=== WORK TO COMPLETE ===
Look through the material below. Copy each line that contains the string "Users".

=== DATA EXTRACT ===

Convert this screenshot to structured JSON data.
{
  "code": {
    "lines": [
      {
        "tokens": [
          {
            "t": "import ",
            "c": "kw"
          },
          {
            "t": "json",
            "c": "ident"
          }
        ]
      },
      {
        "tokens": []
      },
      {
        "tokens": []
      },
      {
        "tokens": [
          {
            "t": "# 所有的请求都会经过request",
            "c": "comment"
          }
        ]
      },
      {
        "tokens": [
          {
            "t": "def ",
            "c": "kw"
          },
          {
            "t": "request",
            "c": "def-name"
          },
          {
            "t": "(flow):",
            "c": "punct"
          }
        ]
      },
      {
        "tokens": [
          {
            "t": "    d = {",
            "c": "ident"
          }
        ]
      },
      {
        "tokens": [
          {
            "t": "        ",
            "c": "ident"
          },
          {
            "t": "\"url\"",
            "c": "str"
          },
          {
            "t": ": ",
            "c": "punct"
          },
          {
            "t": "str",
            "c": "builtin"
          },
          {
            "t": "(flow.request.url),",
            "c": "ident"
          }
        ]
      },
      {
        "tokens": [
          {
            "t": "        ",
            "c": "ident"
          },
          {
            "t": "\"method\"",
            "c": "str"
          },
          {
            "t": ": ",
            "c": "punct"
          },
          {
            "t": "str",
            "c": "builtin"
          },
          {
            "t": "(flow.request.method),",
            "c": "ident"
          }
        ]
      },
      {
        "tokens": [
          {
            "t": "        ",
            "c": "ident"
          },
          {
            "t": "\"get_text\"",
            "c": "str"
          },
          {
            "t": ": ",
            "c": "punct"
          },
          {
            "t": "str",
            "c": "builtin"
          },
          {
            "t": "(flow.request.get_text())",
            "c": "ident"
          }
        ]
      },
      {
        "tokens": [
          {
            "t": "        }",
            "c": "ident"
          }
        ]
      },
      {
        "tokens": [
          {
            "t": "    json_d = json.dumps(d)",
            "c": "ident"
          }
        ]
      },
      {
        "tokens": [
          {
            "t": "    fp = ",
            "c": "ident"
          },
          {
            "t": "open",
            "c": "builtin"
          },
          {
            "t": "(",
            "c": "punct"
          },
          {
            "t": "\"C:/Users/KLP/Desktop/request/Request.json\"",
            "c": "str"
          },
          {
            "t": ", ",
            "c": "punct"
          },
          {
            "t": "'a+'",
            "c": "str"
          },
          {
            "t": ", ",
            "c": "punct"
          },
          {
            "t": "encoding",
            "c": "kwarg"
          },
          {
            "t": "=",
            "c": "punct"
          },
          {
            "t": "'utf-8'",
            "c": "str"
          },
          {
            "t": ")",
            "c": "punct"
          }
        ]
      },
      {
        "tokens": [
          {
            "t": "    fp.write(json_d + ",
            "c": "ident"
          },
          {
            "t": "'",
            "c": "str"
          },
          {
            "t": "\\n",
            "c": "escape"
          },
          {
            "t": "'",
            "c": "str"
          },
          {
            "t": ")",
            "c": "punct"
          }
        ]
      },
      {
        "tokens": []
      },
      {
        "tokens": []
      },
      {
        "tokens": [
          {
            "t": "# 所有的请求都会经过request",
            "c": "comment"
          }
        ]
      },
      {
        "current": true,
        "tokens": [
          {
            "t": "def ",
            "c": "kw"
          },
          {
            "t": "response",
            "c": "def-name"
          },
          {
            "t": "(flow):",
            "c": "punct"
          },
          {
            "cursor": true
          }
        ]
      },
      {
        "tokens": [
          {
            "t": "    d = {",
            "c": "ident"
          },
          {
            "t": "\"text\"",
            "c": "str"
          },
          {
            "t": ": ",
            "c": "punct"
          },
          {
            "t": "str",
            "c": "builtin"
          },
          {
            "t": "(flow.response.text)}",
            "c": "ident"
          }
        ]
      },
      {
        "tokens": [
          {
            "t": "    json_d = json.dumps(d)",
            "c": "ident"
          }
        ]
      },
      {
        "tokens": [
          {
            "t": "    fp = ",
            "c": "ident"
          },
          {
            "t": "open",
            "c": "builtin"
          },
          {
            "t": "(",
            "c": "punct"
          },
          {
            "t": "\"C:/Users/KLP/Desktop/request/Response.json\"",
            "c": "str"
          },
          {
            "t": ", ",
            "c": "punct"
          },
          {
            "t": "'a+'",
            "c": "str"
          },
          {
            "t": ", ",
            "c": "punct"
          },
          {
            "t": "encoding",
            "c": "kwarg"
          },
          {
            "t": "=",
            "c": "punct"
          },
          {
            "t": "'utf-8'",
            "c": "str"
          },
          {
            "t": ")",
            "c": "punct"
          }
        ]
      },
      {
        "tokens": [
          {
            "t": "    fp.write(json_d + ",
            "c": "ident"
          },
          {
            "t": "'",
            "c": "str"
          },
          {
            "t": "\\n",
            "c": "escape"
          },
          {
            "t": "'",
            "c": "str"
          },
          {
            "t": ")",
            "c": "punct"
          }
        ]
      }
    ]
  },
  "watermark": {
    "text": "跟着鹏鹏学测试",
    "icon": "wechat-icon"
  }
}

=== EXPECTED OUTPUT ===
            "t": "\"C:/Users/KLP/Desktop/request/Request.json\"",
            "t": "\"C:/Users/KLP/Desktop/request/Response.json\"",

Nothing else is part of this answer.